Task brief: Report each line below that carries the word "text".

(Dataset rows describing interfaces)
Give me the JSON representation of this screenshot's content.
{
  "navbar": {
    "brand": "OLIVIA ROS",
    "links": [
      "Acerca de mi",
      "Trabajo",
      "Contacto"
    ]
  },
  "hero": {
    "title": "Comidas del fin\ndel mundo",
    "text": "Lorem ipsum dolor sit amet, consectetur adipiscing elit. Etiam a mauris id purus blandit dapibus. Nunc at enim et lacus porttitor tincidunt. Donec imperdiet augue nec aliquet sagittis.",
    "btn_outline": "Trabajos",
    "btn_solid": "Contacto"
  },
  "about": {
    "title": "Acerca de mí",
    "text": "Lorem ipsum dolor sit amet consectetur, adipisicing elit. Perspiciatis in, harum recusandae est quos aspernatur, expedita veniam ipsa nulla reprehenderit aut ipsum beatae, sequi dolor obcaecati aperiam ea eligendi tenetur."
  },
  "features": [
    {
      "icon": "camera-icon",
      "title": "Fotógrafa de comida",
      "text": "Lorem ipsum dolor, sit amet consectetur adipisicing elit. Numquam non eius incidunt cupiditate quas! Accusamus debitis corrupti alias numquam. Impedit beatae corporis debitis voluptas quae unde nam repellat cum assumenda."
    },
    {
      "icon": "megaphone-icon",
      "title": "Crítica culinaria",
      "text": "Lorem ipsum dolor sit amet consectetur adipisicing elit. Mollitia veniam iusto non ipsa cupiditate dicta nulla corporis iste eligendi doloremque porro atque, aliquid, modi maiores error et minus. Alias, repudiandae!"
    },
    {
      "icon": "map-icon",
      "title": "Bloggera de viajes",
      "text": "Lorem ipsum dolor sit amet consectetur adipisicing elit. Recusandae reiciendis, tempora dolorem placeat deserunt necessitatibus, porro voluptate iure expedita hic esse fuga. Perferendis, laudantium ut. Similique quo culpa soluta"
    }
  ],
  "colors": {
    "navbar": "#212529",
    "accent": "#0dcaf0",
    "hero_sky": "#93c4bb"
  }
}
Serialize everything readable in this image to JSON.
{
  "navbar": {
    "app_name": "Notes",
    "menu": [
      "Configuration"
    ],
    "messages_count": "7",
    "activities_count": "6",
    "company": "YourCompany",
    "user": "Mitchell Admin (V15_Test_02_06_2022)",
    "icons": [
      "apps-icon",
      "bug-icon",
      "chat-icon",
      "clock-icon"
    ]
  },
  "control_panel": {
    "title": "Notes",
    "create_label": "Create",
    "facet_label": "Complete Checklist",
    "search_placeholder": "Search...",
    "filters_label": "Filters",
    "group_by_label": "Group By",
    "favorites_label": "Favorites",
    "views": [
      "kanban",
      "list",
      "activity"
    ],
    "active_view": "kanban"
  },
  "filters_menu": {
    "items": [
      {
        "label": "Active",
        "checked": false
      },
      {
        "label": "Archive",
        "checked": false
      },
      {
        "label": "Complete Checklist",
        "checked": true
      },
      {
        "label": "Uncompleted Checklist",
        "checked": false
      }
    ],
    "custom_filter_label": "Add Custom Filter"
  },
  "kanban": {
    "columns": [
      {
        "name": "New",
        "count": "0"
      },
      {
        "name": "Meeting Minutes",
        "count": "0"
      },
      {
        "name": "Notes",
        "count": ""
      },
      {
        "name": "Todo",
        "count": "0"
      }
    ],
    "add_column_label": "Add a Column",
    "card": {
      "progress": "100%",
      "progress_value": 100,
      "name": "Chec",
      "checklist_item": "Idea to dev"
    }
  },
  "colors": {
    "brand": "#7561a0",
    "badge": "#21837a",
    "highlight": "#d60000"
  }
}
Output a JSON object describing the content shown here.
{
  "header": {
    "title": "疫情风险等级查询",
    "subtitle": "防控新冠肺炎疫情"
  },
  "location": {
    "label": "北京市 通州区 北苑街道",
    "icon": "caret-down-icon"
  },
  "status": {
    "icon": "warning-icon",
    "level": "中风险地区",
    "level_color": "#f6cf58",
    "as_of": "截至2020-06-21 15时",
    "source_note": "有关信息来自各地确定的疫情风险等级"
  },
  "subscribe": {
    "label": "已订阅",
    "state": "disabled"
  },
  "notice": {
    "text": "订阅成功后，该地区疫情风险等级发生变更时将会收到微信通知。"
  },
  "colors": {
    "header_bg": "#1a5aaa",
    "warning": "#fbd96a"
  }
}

Output of the task:
    "text": "Lorem ipsum dolor sit amet, consectetur adipiscing elit. Etiam a mauris id purus blandit dapibus. Nunc at enim et lacus porttitor tincidunt. Donec imperdiet augue nec aliquet sagittis.",
    "text": "Lorem ipsum dolor sit amet consectetur, adipisicing elit. Perspiciatis in, harum recusandae est quos aspernatur, expedita veniam ipsa nulla reprehenderit aut ipsum beatae, sequi dolor obcaecati aperiam ea eligendi tenetur."
      "text": "Lorem ipsum dolor, sit amet consectetur adipisicing elit. Numquam non eius incidunt cupiditate quas! Accusamus debitis corrupti alias numquam. Impedit beatae corporis debitis voluptas quae unde nam repellat cum assumenda."
      "text": "Lorem ipsum dolor sit amet consectetur adipisicing elit. Mollitia veniam iusto non ipsa cupiditate dicta nulla corporis iste eligendi doloremque porro atque, aliquid, modi maiores error et minus. Alias, repudiandae!"
      "text": "Lorem ipsum dolor sit amet consectetur adipisicing elit. Recusandae reiciendis, tempora dolorem placeat deserunt necessitatibus, porro voluptate iure expedita hic esse fuga. Perferendis, laudantium ut. Similique quo culpa soluta"
    "text": "订阅成功后，该地区疫情风险等级发生变更时将会收到微信通知。"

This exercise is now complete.